DATASET ENTRIES Block Start

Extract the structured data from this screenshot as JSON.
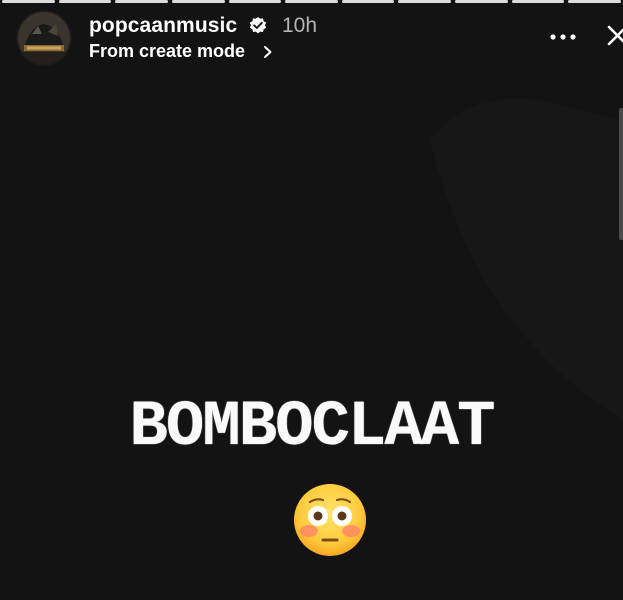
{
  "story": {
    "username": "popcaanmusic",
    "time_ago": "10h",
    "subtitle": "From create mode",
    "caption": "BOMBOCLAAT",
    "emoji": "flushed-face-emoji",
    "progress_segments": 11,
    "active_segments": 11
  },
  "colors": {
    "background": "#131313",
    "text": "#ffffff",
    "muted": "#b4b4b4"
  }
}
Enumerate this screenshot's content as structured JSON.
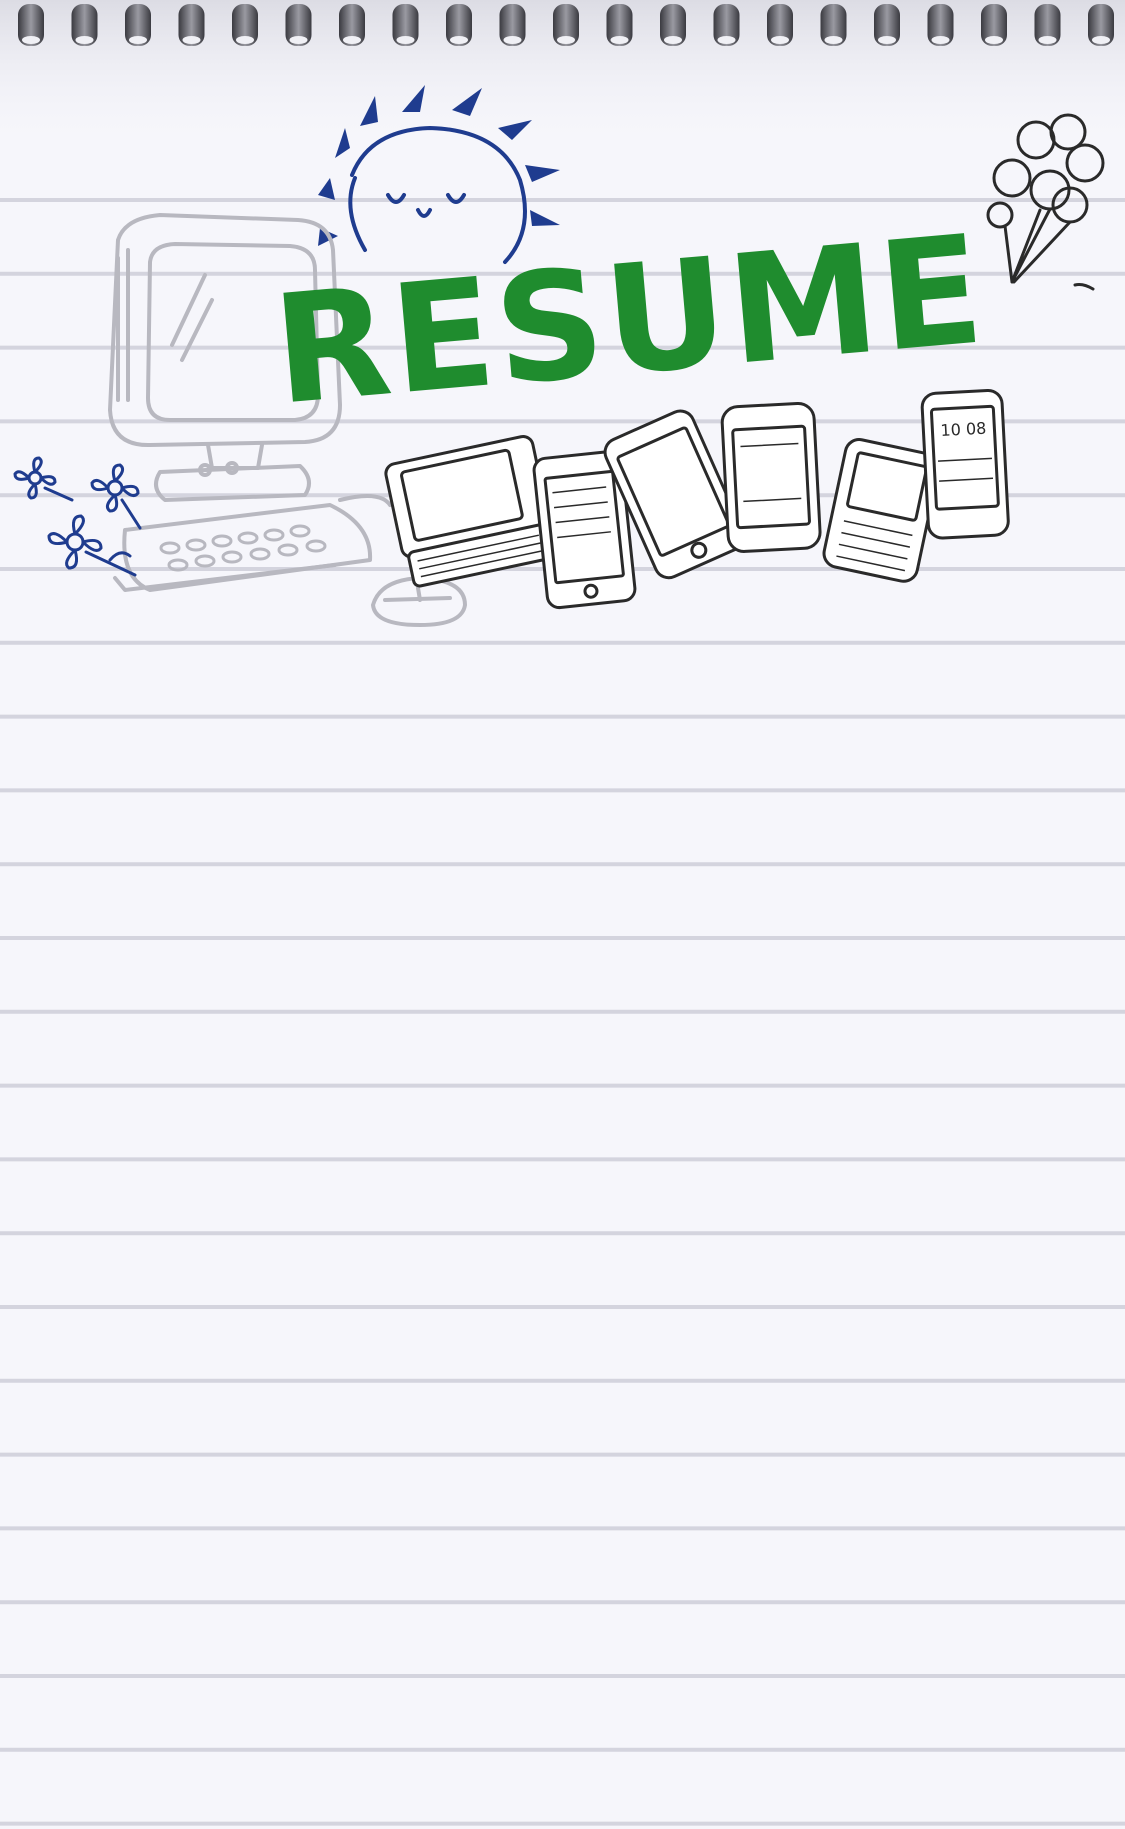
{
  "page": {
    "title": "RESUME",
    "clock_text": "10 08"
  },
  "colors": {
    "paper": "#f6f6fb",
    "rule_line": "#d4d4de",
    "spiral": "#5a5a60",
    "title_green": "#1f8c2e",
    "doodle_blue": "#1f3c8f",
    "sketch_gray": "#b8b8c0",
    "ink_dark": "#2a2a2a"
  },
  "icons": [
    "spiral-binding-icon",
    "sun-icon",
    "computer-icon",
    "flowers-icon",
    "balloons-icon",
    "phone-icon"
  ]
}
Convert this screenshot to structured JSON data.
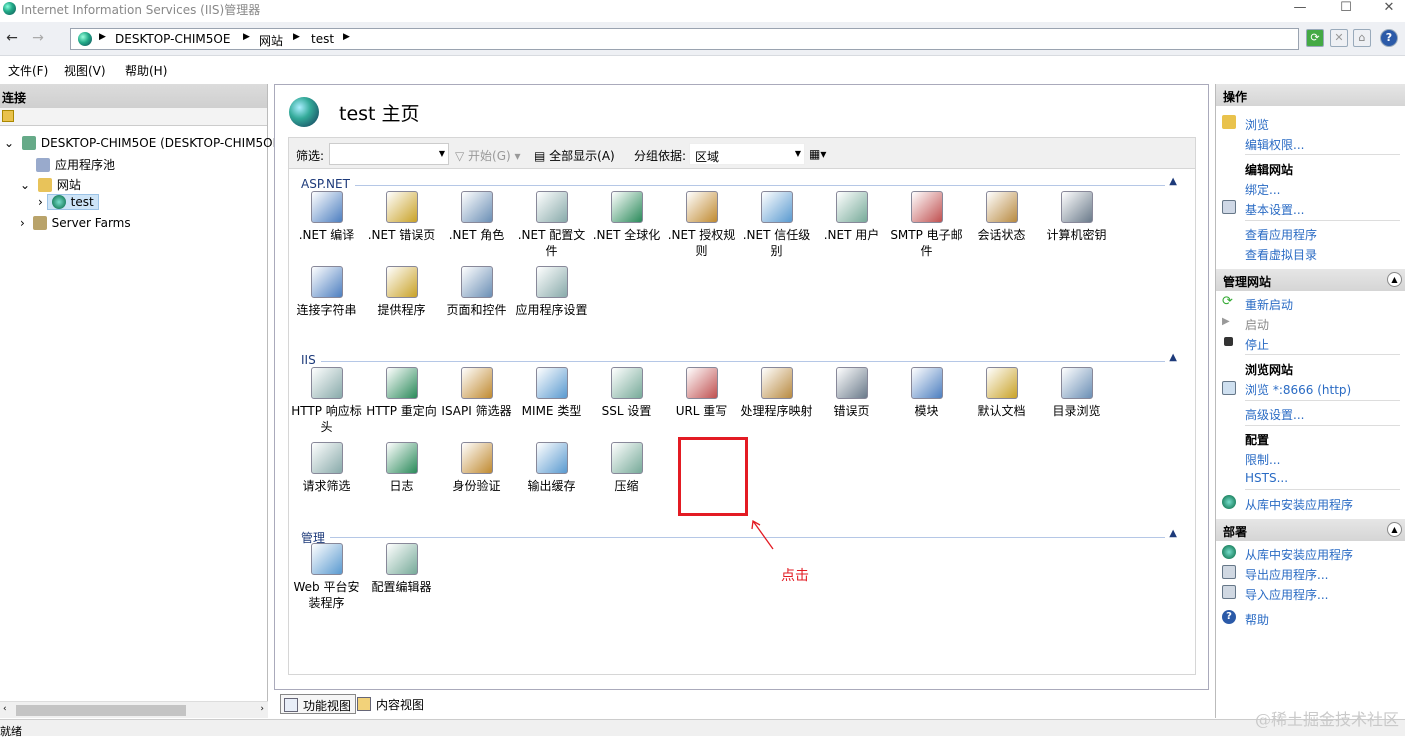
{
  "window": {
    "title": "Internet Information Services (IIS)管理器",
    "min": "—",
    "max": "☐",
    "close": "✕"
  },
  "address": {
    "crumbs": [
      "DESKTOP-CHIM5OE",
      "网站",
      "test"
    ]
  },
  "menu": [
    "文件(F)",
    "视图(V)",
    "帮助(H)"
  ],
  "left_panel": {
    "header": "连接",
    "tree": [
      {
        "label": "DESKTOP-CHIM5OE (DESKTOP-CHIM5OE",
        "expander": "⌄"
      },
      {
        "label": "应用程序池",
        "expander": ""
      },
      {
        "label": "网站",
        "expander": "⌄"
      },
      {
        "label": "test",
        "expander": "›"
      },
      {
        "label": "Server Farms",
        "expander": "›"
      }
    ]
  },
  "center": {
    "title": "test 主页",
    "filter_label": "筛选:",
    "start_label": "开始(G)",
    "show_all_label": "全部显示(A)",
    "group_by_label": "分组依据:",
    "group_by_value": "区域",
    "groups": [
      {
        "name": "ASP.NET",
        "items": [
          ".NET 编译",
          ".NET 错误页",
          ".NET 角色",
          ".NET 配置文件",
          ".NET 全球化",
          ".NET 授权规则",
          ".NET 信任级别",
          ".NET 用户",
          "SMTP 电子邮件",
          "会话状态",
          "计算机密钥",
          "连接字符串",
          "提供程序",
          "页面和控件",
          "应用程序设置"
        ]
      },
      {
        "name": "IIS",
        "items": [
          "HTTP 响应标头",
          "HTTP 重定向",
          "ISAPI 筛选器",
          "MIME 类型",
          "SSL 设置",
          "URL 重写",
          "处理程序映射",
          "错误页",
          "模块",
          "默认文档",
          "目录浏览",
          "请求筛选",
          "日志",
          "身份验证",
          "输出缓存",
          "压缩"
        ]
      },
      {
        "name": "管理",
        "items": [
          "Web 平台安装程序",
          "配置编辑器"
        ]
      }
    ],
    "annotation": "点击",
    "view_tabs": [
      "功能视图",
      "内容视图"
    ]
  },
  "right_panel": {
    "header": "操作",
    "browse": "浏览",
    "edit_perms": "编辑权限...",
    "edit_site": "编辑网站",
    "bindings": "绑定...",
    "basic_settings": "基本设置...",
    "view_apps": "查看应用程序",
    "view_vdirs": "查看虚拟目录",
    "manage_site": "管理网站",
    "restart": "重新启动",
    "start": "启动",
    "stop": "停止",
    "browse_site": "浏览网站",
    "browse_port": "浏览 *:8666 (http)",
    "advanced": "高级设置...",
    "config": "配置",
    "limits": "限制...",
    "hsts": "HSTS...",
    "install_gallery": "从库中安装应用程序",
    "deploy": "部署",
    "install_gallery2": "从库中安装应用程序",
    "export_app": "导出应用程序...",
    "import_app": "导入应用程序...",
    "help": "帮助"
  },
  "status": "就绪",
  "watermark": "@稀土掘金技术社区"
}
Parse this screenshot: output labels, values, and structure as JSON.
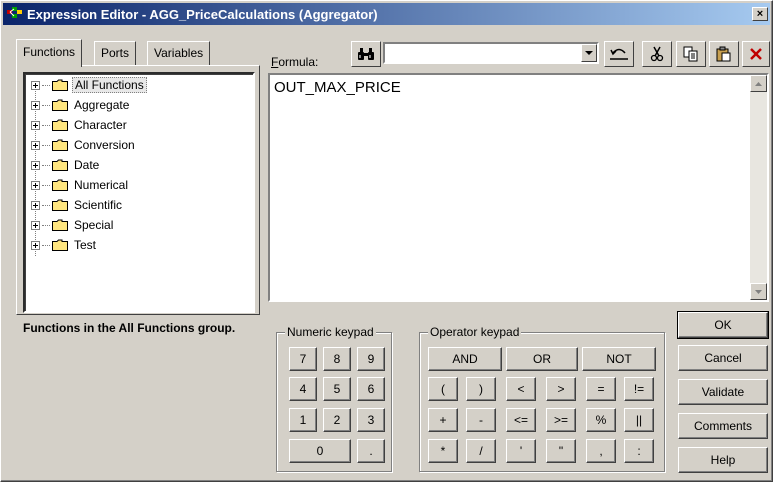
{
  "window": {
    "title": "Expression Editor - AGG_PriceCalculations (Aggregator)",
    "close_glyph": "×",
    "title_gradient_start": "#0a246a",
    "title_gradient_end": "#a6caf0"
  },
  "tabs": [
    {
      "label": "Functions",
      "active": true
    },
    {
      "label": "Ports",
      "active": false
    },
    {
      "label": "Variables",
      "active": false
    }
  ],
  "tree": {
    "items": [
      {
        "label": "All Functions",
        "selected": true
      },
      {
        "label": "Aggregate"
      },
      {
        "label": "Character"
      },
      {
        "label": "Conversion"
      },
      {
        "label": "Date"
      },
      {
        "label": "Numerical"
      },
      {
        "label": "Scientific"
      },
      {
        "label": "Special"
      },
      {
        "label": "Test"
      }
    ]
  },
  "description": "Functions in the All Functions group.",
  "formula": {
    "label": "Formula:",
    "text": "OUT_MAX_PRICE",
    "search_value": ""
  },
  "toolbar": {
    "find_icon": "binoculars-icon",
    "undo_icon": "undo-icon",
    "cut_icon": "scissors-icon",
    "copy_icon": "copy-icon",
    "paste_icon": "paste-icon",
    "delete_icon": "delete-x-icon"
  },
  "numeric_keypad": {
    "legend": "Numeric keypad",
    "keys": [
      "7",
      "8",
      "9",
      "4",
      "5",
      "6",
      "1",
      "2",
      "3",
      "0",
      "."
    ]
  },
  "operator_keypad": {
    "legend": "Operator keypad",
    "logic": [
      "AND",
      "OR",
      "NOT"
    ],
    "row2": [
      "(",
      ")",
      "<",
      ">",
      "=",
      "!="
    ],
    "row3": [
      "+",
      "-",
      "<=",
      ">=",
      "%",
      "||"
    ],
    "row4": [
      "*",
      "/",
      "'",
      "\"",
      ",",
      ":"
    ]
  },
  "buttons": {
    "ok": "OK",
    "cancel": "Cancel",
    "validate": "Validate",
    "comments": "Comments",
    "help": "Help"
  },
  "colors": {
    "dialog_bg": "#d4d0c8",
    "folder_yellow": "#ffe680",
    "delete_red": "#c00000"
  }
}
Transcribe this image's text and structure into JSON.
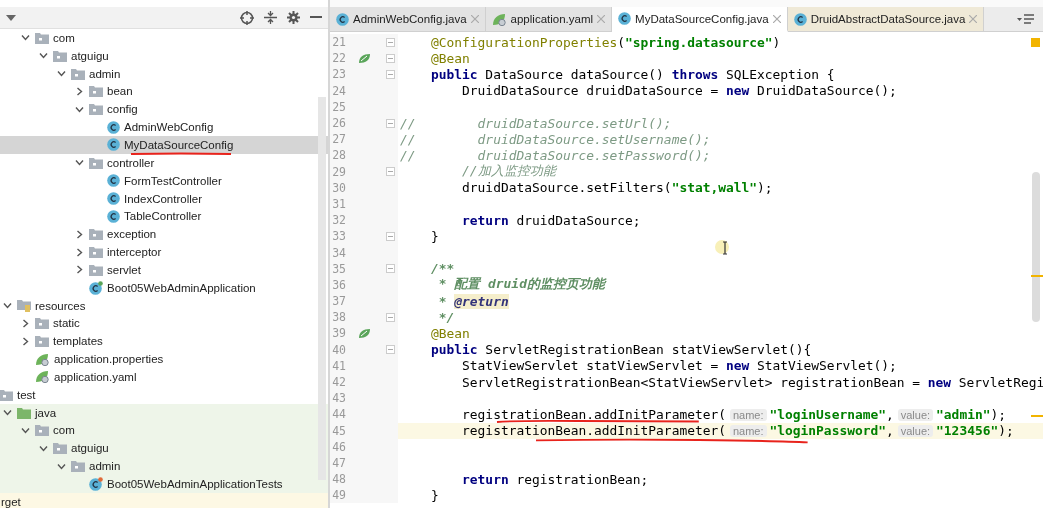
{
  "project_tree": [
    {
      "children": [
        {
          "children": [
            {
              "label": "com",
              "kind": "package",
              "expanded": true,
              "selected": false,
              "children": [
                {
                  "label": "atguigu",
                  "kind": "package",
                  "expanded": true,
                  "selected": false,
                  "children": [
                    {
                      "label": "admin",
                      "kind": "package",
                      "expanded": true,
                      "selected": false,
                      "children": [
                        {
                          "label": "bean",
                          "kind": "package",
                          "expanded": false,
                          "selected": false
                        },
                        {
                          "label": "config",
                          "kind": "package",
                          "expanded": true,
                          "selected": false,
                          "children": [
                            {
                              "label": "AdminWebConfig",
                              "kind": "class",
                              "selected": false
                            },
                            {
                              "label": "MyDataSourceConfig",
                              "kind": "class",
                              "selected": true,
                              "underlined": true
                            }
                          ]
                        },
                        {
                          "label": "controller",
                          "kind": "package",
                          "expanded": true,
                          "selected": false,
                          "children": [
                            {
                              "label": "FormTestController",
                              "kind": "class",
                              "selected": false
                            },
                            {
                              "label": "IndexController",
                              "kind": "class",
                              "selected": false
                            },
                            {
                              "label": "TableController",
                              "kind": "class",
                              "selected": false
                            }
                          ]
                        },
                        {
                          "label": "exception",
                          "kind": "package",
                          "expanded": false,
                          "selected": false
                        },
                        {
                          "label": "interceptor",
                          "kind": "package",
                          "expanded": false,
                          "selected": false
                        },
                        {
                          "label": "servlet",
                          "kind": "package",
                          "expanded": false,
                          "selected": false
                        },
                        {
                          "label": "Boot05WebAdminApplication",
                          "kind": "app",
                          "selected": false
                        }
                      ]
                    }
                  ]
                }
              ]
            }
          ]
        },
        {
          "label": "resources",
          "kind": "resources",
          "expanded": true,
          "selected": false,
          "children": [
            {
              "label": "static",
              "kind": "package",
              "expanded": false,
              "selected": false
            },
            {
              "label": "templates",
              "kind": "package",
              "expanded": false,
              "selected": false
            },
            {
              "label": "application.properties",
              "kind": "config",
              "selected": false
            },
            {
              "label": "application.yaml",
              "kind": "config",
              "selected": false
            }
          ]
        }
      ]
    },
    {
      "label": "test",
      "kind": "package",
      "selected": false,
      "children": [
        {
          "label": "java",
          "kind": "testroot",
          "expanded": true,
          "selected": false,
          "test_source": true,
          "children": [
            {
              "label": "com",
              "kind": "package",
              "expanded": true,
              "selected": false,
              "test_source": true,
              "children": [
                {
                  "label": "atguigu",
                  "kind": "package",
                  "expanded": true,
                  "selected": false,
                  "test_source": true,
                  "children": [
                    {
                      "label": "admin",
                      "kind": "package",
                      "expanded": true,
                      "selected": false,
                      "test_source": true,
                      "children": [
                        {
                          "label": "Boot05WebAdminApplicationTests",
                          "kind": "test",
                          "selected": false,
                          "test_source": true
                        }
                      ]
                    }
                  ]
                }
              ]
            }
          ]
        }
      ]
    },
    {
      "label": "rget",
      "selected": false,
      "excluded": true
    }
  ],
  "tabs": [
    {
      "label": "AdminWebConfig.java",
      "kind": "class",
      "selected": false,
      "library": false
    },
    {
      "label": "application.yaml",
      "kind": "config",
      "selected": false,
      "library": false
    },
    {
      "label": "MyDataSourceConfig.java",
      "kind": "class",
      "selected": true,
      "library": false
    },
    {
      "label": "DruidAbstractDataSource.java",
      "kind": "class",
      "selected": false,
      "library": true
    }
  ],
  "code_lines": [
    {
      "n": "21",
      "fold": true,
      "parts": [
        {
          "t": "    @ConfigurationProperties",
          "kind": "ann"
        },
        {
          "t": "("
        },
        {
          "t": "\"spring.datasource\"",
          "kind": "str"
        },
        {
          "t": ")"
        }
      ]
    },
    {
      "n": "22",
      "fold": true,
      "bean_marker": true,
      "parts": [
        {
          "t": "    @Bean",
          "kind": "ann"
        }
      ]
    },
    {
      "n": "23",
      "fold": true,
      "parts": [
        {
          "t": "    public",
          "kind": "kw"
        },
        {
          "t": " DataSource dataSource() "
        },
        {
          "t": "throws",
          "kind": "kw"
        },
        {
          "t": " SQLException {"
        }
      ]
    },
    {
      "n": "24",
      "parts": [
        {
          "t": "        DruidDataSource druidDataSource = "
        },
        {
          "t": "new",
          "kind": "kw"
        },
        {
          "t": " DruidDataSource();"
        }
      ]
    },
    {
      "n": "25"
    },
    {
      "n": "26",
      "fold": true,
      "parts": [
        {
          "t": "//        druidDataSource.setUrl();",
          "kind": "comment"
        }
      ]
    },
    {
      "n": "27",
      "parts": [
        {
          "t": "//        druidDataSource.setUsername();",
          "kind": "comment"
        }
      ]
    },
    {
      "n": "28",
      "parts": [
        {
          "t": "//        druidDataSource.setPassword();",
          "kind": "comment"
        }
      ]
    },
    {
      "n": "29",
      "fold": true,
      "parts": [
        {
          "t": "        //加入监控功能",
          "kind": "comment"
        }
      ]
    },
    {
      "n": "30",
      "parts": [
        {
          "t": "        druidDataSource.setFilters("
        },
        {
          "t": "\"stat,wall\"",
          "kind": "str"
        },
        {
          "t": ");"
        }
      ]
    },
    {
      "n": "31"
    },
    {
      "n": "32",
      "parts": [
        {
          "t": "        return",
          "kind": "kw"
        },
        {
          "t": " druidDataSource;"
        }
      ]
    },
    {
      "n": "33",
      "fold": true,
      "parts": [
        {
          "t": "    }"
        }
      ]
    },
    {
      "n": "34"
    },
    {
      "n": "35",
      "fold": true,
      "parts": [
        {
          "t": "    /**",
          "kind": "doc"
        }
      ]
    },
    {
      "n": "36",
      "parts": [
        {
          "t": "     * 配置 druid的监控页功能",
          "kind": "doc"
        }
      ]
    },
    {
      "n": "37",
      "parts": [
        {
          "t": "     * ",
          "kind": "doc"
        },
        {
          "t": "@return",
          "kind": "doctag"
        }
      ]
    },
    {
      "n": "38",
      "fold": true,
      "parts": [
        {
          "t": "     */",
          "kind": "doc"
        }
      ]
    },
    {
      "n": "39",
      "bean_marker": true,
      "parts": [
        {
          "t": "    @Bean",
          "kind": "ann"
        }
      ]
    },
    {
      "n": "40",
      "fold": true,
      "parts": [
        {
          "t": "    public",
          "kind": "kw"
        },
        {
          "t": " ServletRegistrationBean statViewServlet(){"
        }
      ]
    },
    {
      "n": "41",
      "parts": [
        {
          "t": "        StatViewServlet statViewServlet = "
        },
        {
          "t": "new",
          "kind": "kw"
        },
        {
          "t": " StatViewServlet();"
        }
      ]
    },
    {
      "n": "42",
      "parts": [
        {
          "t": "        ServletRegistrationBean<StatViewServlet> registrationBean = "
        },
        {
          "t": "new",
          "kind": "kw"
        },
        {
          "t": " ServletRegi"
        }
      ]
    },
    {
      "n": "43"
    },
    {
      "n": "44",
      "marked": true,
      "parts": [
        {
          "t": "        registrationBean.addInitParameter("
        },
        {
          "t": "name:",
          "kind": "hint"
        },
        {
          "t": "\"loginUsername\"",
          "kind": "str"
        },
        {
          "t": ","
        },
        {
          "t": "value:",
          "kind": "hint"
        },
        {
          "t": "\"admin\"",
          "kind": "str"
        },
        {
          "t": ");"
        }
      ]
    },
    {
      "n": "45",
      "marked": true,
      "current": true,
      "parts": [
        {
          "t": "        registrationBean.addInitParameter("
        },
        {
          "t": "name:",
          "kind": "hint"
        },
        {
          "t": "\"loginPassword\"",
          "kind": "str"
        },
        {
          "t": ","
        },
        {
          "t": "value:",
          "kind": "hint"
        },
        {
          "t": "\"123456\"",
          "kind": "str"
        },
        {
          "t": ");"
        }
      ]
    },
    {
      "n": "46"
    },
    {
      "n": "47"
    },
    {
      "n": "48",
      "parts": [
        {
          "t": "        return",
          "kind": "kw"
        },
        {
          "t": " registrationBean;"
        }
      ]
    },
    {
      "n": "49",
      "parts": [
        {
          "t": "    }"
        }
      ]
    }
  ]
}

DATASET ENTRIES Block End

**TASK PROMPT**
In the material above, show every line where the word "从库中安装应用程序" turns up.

**ANSWER BOX**
    "install_gallery": "从库中安装应用程序",
    "install_gallery2": "从库中安装应用程序",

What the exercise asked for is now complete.